In a statement, SC said it had established fintech bridges with the Hong Kong Securities and Futures Commission (SFC), the Dubai Financial Services Authority (DFSA) and the Monetary Authority of Singapore (MAS).
This follows the first agreement signed between SC and the Australian Securities and Investments Commission (ASIC) in June 2017.
The regulator said these fintech bridges would facilitate greater information sharing on emerging trends and regulatory developments. It will also facilitate referrals of innovative businesses seeking to operate in each other’s jurisdictions and the exploration of potential joint innovation projects.
These efforts will help shape the regulatory approach and encourage the growth of digital finance within the country.
“The fintech bridges with major markets in the Asia-Pacific and the Middle East form part of the SC’s digital strategy, and build on the already well-established relationships that the SC has with these regulators.
“Such efforts will promote innovation within capital markets, and enhance the cross-pollination of digital finance concepts which will benefit financial services institutions, startups and investors alike,” SC Chairman Tan Sri Ranjit Ajit Singh said in the statement.

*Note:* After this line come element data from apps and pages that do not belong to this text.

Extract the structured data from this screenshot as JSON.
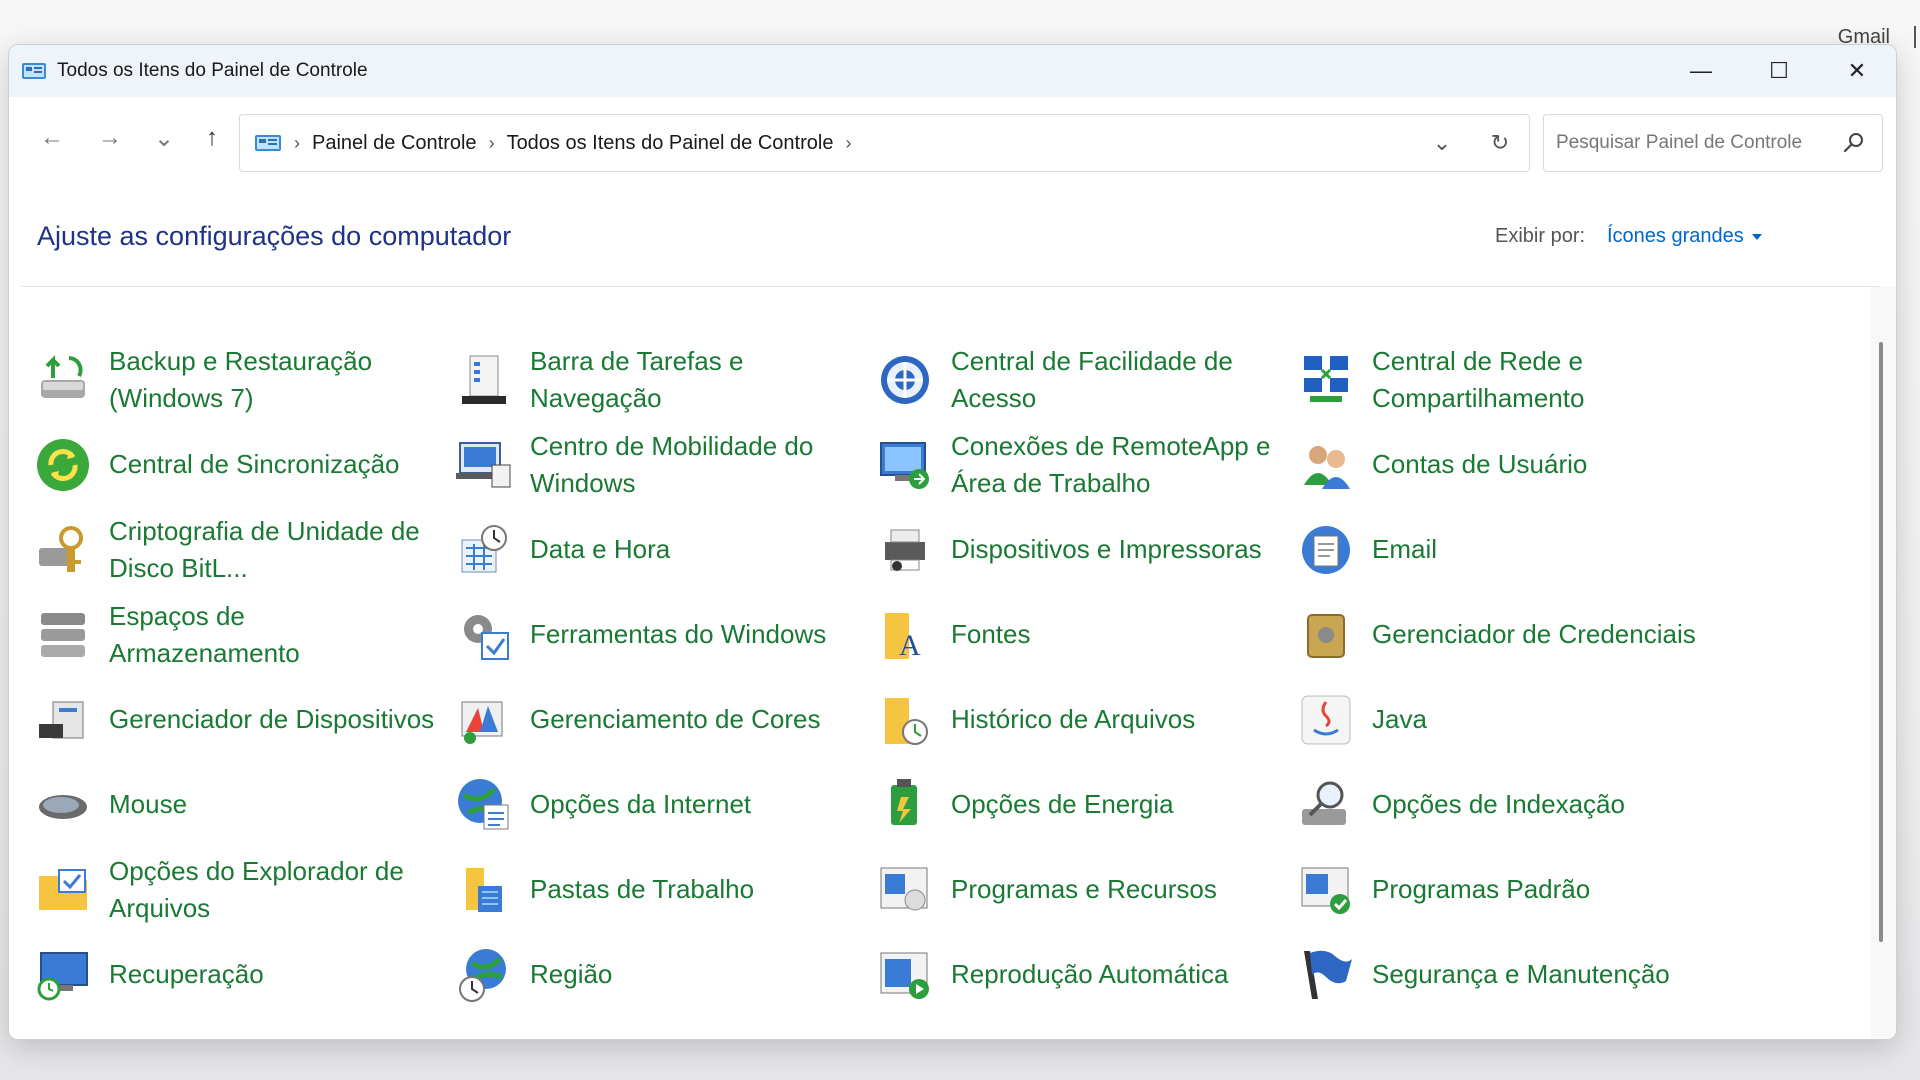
{
  "background": {
    "text": "Gmail"
  },
  "window": {
    "title": "Todos os Itens do Painel de Controle",
    "controls": {
      "minimize": "—",
      "maximize": "☐",
      "close": "✕"
    }
  },
  "nav": {
    "back": "←",
    "forward": "→",
    "recent": "⌄",
    "up": "↑",
    "breadcrumb": [
      "Painel de Controle",
      "Todos os Itens do Painel de Controle"
    ],
    "separator": "›",
    "dropdown": "⌄",
    "refresh": "↻"
  },
  "search": {
    "placeholder": "Pesquisar Painel de Controle"
  },
  "header": {
    "title": "Ajuste as configurações do computador",
    "view_by_label": "Exibir por:",
    "view_by_value": "Ícones grandes"
  },
  "colors": {
    "link": "#1a7a34",
    "heading": "#1e3287",
    "accent": "#0066cc"
  },
  "items": [
    {
      "label": "Backup e Restauração (Windows 7)",
      "icon": "backup-icon"
    },
    {
      "label": "Barra de Tarefas e Navegação",
      "icon": "taskbar-icon"
    },
    {
      "label": "Central de Facilidade de Acesso",
      "icon": "accessibility-icon"
    },
    {
      "label": "Central de Rede e Compartilhamento",
      "icon": "network-icon"
    },
    {
      "label": "Central de Sincronização",
      "icon": "sync-icon"
    },
    {
      "label": "Centro de Mobilidade do Windows",
      "icon": "mobility-icon"
    },
    {
      "label": "Conexões de RemoteApp e Área de Trabalho",
      "icon": "remoteapp-icon"
    },
    {
      "label": "Contas de Usuário",
      "icon": "users-icon"
    },
    {
      "label": "Criptografia de Unidade de Disco BitL...",
      "icon": "bitlocker-icon"
    },
    {
      "label": "Data e Hora",
      "icon": "datetime-icon"
    },
    {
      "label": "Dispositivos e Impressoras",
      "icon": "printer-icon"
    },
    {
      "label": "Email",
      "icon": "email-icon"
    },
    {
      "label": "Espaços de Armazenamento",
      "icon": "storage-icon"
    },
    {
      "label": "Ferramentas do Windows",
      "icon": "tools-icon"
    },
    {
      "label": "Fontes",
      "icon": "fonts-icon"
    },
    {
      "label": "Gerenciador de Credenciais",
      "icon": "credential-icon"
    },
    {
      "label": "Gerenciador de Dispositivos",
      "icon": "device-manager-icon"
    },
    {
      "label": "Gerenciamento de Cores",
      "icon": "color-icon"
    },
    {
      "label": "Histórico de Arquivos",
      "icon": "file-history-icon"
    },
    {
      "label": "Java",
      "icon": "java-icon"
    },
    {
      "label": "Mouse",
      "icon": "mouse-icon"
    },
    {
      "label": "Opções da Internet",
      "icon": "internet-icon"
    },
    {
      "label": "Opções de Energia",
      "icon": "power-icon"
    },
    {
      "label": "Opções de Indexação",
      "icon": "indexing-icon"
    },
    {
      "label": "Opções do Explorador de Arquivos",
      "icon": "folder-options-icon"
    },
    {
      "label": "Pastas de Trabalho",
      "icon": "work-folders-icon"
    },
    {
      "label": "Programas e Recursos",
      "icon": "programs-icon"
    },
    {
      "label": "Programas Padrão",
      "icon": "default-programs-icon"
    },
    {
      "label": "Recuperação",
      "icon": "recovery-icon"
    },
    {
      "label": "Região",
      "icon": "region-icon"
    },
    {
      "label": "Reprodução Automática",
      "icon": "autoplay-icon"
    },
    {
      "label": "Segurança e Manutenção",
      "icon": "security-flag-icon"
    }
  ]
}
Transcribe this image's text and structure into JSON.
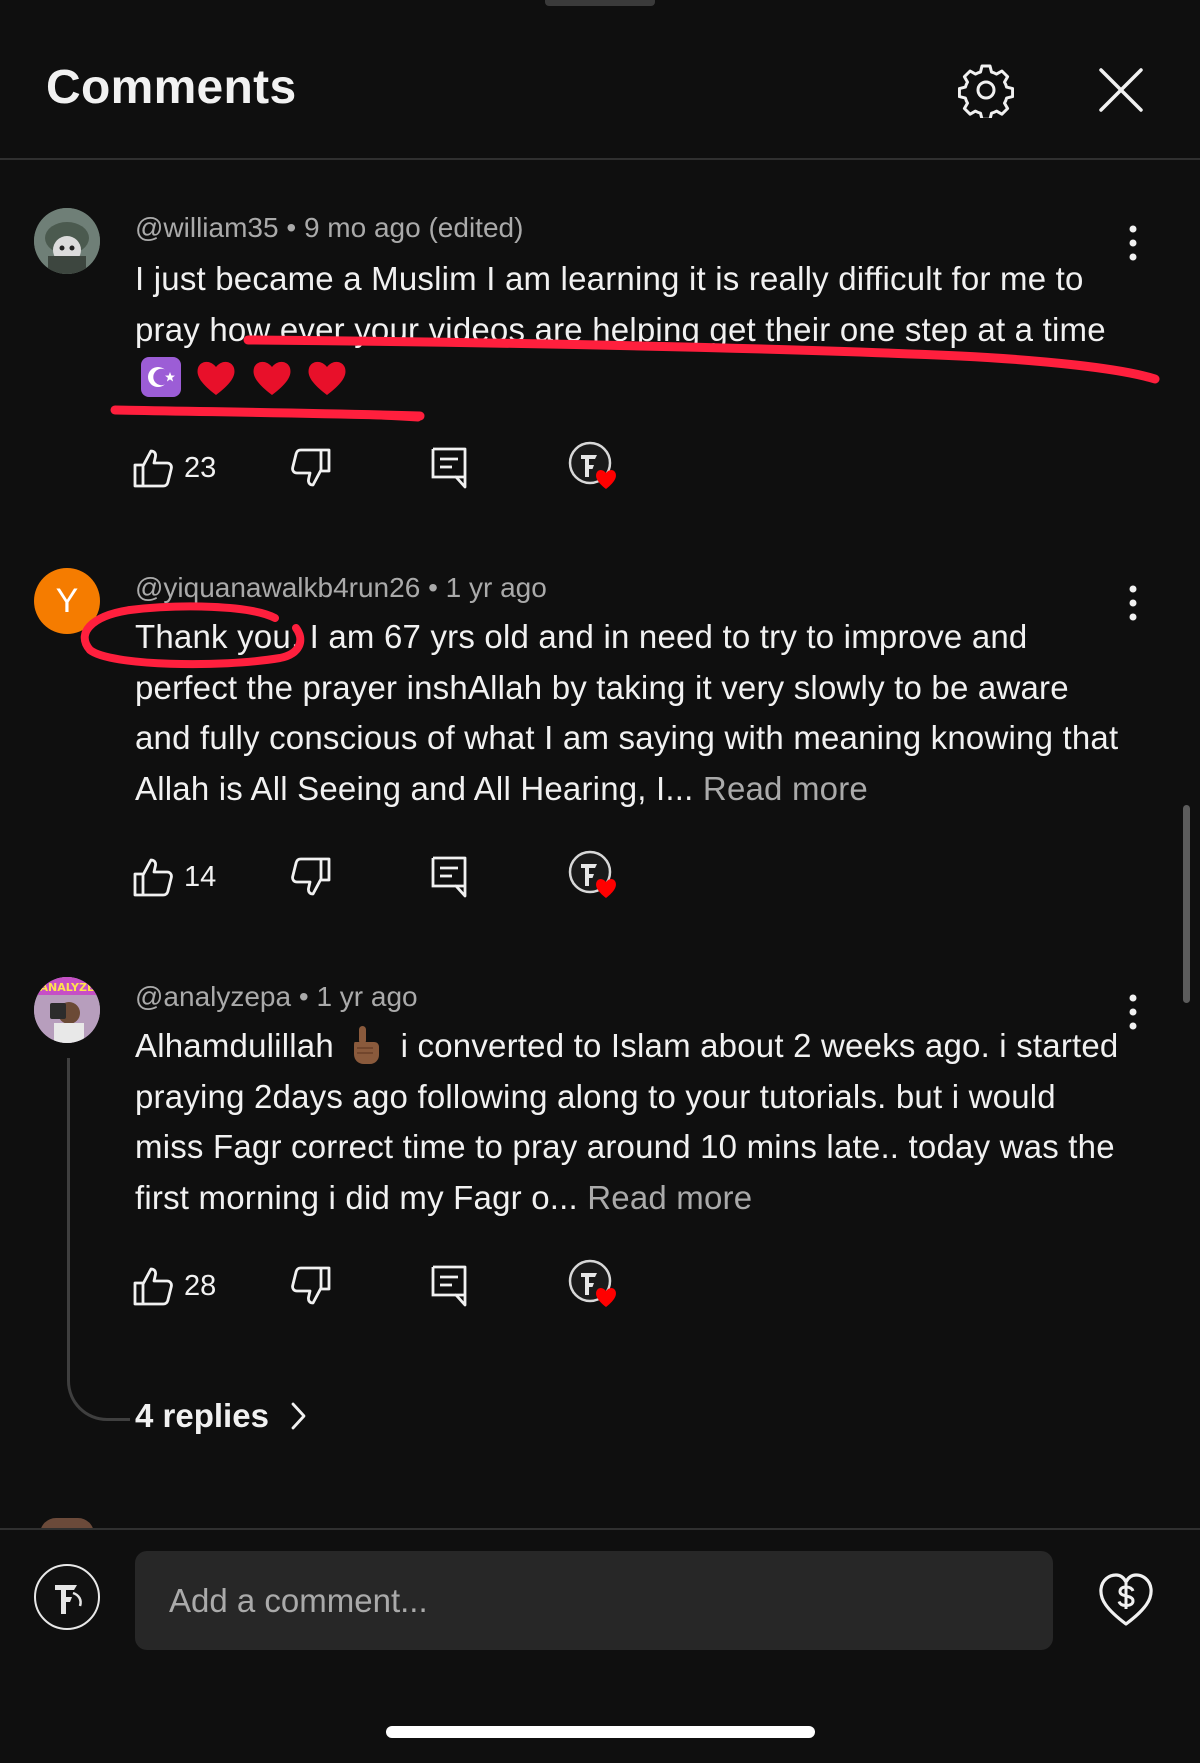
{
  "header": {
    "title": "Comments",
    "settings_icon": "gear-icon",
    "close_icon": "close-icon"
  },
  "comments": [
    {
      "handle": "@william35",
      "time": "9 mo ago (edited)",
      "text": "I just became a Muslim I am learning it is really difficult for me to pray how ever your videos are helping get their one step at a time",
      "emojis": [
        "star-and-crescent",
        "red-heart",
        "red-heart",
        "red-heart"
      ],
      "likes": "23",
      "avatar_icon": "soldier-avatar",
      "annotation": "red-underline"
    },
    {
      "handle": "@yiquanawalkb4run26",
      "time": "1 yr ago",
      "avatar_letter": "Y",
      "text": "Thank you, I am 67 yrs old and in need to try to improve and perfect the prayer inshAllah by taking it very slowly to be aware and fully conscious of what I am saying with meaning knowing that Allah is All Seeing and All Hearing, I...",
      "read_more": "Read more",
      "likes": "14",
      "avatar_color": "#f57c00",
      "annotation": "red-circle"
    },
    {
      "handle": "@analyzepa",
      "time": "1 yr ago",
      "avatar_text": "ANALYZE",
      "text_before_emoji": "Alhamdulillah",
      "emoji": "pointing-up-hand",
      "text": "i converted to Islam about 2 weeks ago. i started praying 2days ago following along to your tutorials. but i would miss Fagr correct time to pray around 10 mins late.. today was the first morning i did my Fagr o...",
      "read_more": "Read more",
      "likes": "28",
      "replies": "4 replies"
    }
  ],
  "footer": {
    "placeholder": "Add a comment...",
    "thanks_icon": "heart-dollar-icon"
  },
  "colors": {
    "background": "#0f0f0f",
    "text_primary": "#f1f1f1",
    "text_secondary": "#aaaaaa",
    "annotation_red": "#ff1f3d",
    "creator_heart": "#ff0000"
  }
}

He added that these cooperation agreements would also shape facilitative and up-to-date regulations that would strengthen Malaysia’s market for fintech and digital innovation in capital markets.